“Belaseshe, the blockbuster in which me and Swatilekha (Sengupta) are a part of, has instead inspired a book on the subject which is a reverse flow and unprecedented to me,” the Dadasaheb Phalke awardee, having been associated with directors from Ray to Tapan Sinha and Mrinal Sen and Tarun Majumder, says.
Superstar Prosenjit Chatterjee, turning up in Belaseshe’s director duo Shiboprosad Mukhopadhyay-Nandita Roy’s next film Prakton opposite Rituparna Sengupta, says he has to bear the burden of expectations of Belaseshe.
“Whatever good happens in Bengali film industry we all will share the joy and celebrate.
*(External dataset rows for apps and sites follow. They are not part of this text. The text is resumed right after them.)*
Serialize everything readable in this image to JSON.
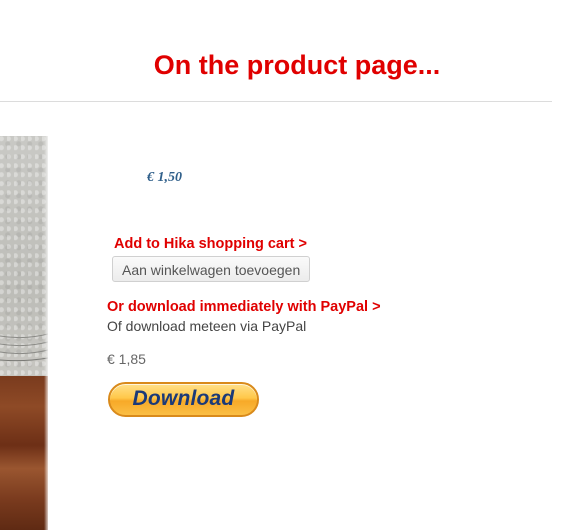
{
  "heading": "On the product page...",
  "product": {
    "price": "€ 1,50",
    "image_name": "product-photo"
  },
  "hika": {
    "callout": "Add to Hika shopping cart >",
    "cart_button_label": "Aan winkelwagen toevoegen"
  },
  "paypal": {
    "callout": "Or download immediately with PayPal >",
    "description": "Of download meteen via PayPal",
    "price": "€ 1,85",
    "download_button_label": "Download"
  },
  "colors": {
    "callout_red": "#e00000",
    "price_blue": "#2f5f8a",
    "paypal_orange": "#f7a928",
    "paypal_text_blue": "#1b3a78"
  }
}
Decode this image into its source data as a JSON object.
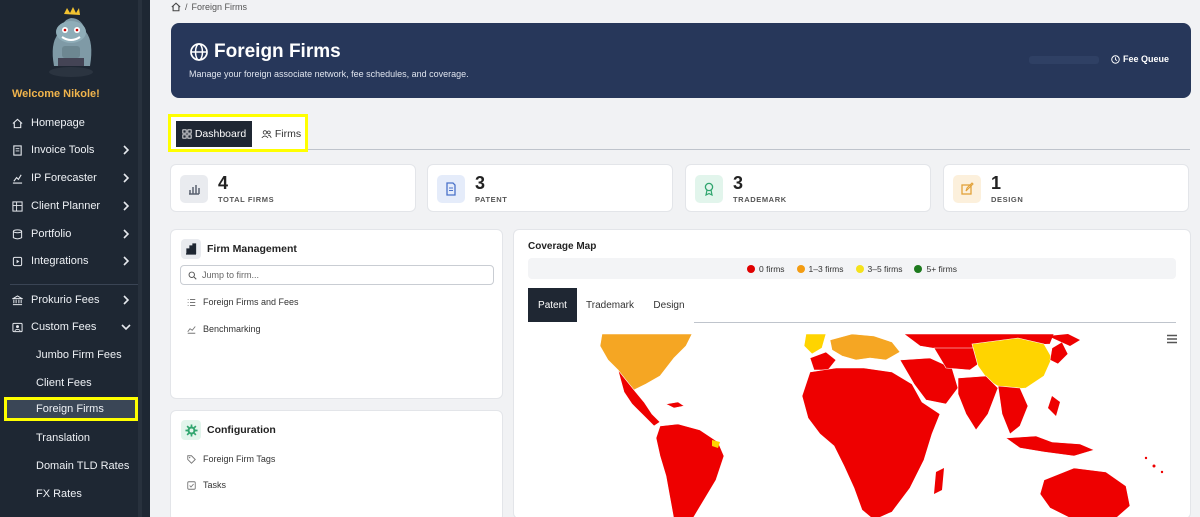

Even if I am not the part of the cast and team it is my success too, We need feel good vibes for this industry very much,” Prosenjit says.
Elaborating, he says, “In my recent visit to Mumbai it was a matter of pride for me when everyone I came across talked about Belaseshe.”
“And it seems Belaseshe will continue to have Houseful board in theatres for months till one day the distributors may have to take it off to give berth to other films,” Prosenjit, having ruled the Bengali film industry for over three decades, says in jest.
‘Feluda’ Director Sandip Ray says Belaseshe can be a Bible for future film makers in Bengal including him and the script by heritage publication house Mitra-Ghosh should be part of the curriculum of film school.
Sandip himself adheres to the narrative form explored magically by his father, maestro Satyajit Ray in his Feluda as well as other films.
Shiboprosad dedicates the book launch event to late writer Suchitra Bhattacharya whose literary works had inspired him to make many celluloid ventures though Belaseshe had been reinvented from a successful theatre production and not a Suchitra story.
“Suchitradi even complained why I did not take the story of her fiction Belaseshe which incidentally shared the same name with my film and was keen to attend the screening. She passed away before that,” Shiboprosad rues.